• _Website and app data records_
____________
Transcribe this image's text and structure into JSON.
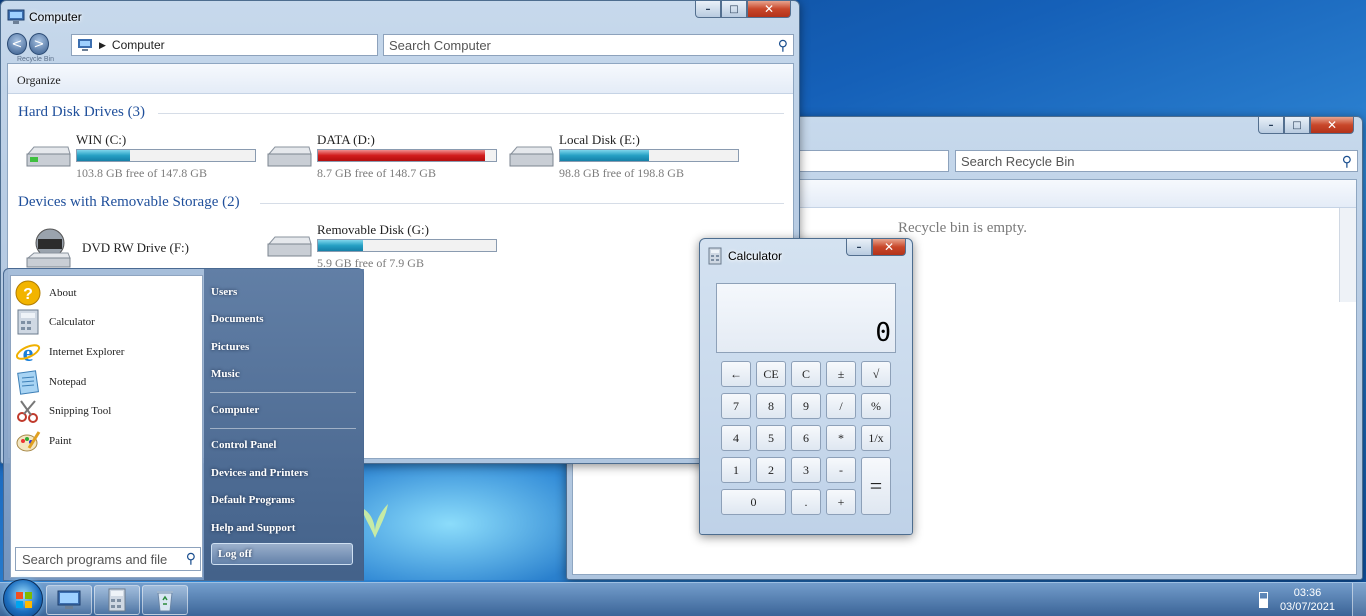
{
  "explorer": {
    "title": "Computer",
    "address": "Computer",
    "address_sub": "Recycle Bin",
    "search_placeholder": "Search Computer",
    "toolbar": {
      "organize": "Organize"
    },
    "groups": [
      {
        "title": "Hard Disk Drives (3)",
        "drives": [
          {
            "name": "WIN (C:)",
            "free": "103.8 GB free of 147.8 GB",
            "used_fraction": 0.3,
            "color": "#26a0c4"
          },
          {
            "name": "DATA (D:)",
            "free": "8.7 GB free of 148.7 GB",
            "used_fraction": 0.94,
            "color": "#d21c1c"
          },
          {
            "name": "Local Disk (E:)",
            "free": "98.8 GB free of 198.8 GB",
            "used_fraction": 0.5,
            "color": "#26a0c4"
          }
        ]
      },
      {
        "title": "Devices with Removable Storage (2)",
        "drives": [
          {
            "name": "DVD RW Drive (F:)"
          },
          {
            "name": "Removable Disk (G:)",
            "free": "5.9 GB free of 7.9 GB",
            "used_fraction": 0.25,
            "color": "#26a0c4"
          }
        ]
      }
    ]
  },
  "recycle": {
    "search_placeholder": "Search Recycle Bin",
    "empty_message": "Recycle bin is empty."
  },
  "calculator": {
    "title": "Calculator",
    "display": "0",
    "keys": [
      "←",
      "CE",
      "C",
      "±",
      "√",
      "7",
      "8",
      "9",
      "/",
      "%",
      "4",
      "5",
      "6",
      "*",
      "1/x",
      "1",
      "2",
      "3",
      "-",
      "=",
      "0",
      ".",
      "+"
    ]
  },
  "start_menu": {
    "programs": [
      "About",
      "Calculator",
      "Internet Explorer",
      "Notepad",
      "Snipping Tool",
      "Paint"
    ],
    "search_placeholder": "Search programs and file",
    "links": [
      "Users",
      "Documents",
      "Pictures",
      "Music",
      "Computer",
      "Control Panel",
      "Devices and Printers",
      "Default Programs",
      "Help and Support"
    ],
    "logoff": "Log off"
  },
  "taskbar": {
    "time": "03:36",
    "date": "03/07/2021"
  }
}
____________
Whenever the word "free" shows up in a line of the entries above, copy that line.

            "free": "103.8 GB free of 147.8 GB",
            "free": "8.7 GB free of 148.7 GB",
            "free": "98.8 GB free of 198.8 GB",
            "free": "5.9 GB free of 7.9 GB",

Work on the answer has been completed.